THESE ARE THE 4 ASPECTS THAT A FULL LIFE MUST COVER, ACCORDING TO THE CLASSICAL LITERATURE OF INDIA
An important part of the ancient wisdom of Hinduism is condensed in its notion of purushartha, or the purposes of human life. Since ancient times, treatises on the four types of activities to which a person must devote himself to satisfy all aspects of his existence, both collectively and individually, abound in Indian literature. The classification is as follows: dharma (law, duty), artha (means (material) of existence), kama (pleasure, love), and moksha (spiritual liberation).
The richness of these four terms cannot be covered in this article. Whole chapters could be written just on the etymology and semantic field of these words. Particularly dharma and artha have numerous and very different meanings. Dharma, depending on the context, can mean law, order, religion, reality, truth, purpose, phenomenon, teaching, etc. Artha usually means a thing, object, goal, purpose, meaning, matter, reality, prosperity, etc. We know, however, that in this scheme dharma has the fundamental connotation of duty, following the law, of fulfilling an established role or vocation to maintain the harmony of society, the cosmos, and the individual. Artha here has to do with the development of means, with material wealth, with the aspects of career, and family, and with obtaining material or worldly goods to maintain dharma and then be able to exercise elevated functions such as kama and moksha.

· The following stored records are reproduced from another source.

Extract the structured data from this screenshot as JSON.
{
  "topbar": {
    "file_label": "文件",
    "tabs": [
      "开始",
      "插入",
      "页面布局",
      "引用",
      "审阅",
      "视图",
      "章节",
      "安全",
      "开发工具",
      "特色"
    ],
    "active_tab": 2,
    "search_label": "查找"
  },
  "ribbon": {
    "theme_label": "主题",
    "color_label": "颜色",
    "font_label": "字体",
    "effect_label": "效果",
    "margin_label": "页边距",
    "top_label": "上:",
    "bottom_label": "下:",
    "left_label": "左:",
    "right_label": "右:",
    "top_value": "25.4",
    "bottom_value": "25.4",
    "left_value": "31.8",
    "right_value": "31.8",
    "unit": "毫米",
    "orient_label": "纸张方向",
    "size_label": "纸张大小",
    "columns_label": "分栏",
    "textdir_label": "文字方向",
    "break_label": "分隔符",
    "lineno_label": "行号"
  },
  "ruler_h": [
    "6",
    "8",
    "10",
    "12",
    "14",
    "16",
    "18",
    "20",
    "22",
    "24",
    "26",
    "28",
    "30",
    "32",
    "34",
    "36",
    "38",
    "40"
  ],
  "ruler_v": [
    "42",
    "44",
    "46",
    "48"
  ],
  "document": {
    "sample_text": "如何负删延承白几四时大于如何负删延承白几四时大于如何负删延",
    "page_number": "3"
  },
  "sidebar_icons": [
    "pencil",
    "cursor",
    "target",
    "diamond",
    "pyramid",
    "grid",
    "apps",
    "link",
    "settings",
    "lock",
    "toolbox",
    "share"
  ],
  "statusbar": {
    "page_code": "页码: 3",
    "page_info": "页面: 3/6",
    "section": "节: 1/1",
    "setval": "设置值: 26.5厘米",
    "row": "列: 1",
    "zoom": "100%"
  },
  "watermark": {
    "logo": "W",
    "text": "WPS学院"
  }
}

The term kama generally means desire or love (in the sense of eros). In this scheme, it supposes the enjoyment of the maturity of life, from conjugal pleasures to sensual pleasures such as food or aesthetic pleasures such as poetry, music, and dance.
Moksha means liberation, and emancipation, specifically from the cycle of death and rebirth of samsara. In India, various philosophical schools teach different methods and results, but the vast majority propose detachment and contemplation as ways. This creates tension as artha and kama involve the pursuit of material goods and indulgence in desire, which contradicts the idea of renunciation, but there are many ways to resolve these tensions.
One of them is the scheme of the chaturanga, equally ancestral. This scheme divides the life of a person – generally, in ancient India, this meant a man of the Brahmanical class – into four stages. The first is the brahmacharya or celibate student, the second is the grihastha or householder (literally, the one who is or has a house), the third is the vanaprastha or the one who resides in the forest, and the fourth is the sannyasa or renunciate . . Several authors have wanted to map these stages with the purusartha. The Kamasutra, a text dedicated to the artha of pleasure, famously notes:
The life of a man is one hundred years. By dividing that time, one should attend to the three purposes of life in such a way that they support each other and not the other way around. In youth he should devote himself to things that bring him profit ( artha ), such as studies, in maturity to pleasure ( kama ) and in old age to dharma and moksha .
( Kamasutra , 1.2.1–1.2.4)
Others have seen correspondence between dharma and the brahmacharya stage because here the training is carried out within the law and the social order and the debt with the ancestors begins to be paid. This would mean, however, that kama and artha would be united in the second stage and the third and fourth would be for moksha.
Although not without some debate, Indian texts generally teach that moksha is by far the most important of the four stages. The most prestigious texts are usually texts dedicated to moksha, such as the Upanishads, the Brahmasutras, or the Bhagavadgita. However, the great epics, the Ramayana and the Mahabharata are universal texts in which the four activities and goals of human life are addressed.
Ideally, the individual would first go through a stage of study under the guidance of his guru, learn Sanskrit, recite the Vedas and the various sciences, and perform various rituals and sacrifices, including marrying and having children. At this stage, he could enjoy a certain aesthetic refinement, but always under the established order (love, but under law). By doing his duty and having known the variety of the world, he could pass to the true consummation of life, embodying wisdom: renouncing the world, finding the only true freedom in oneness with Brahman, recognizing that his soul is identical to the entire universe (before which even the most extensive mundane realm pales).
In one of his latest texts, the great scholar of ancient Indian and Greek thought, Roberto Calasso, made a mention of the ideal society, probably echoing the Indian purusartha. According to Calasso, a desirable society would not be self-absorbed but serves “as a support for something else: contemplation, knowledge, pleasure, art”.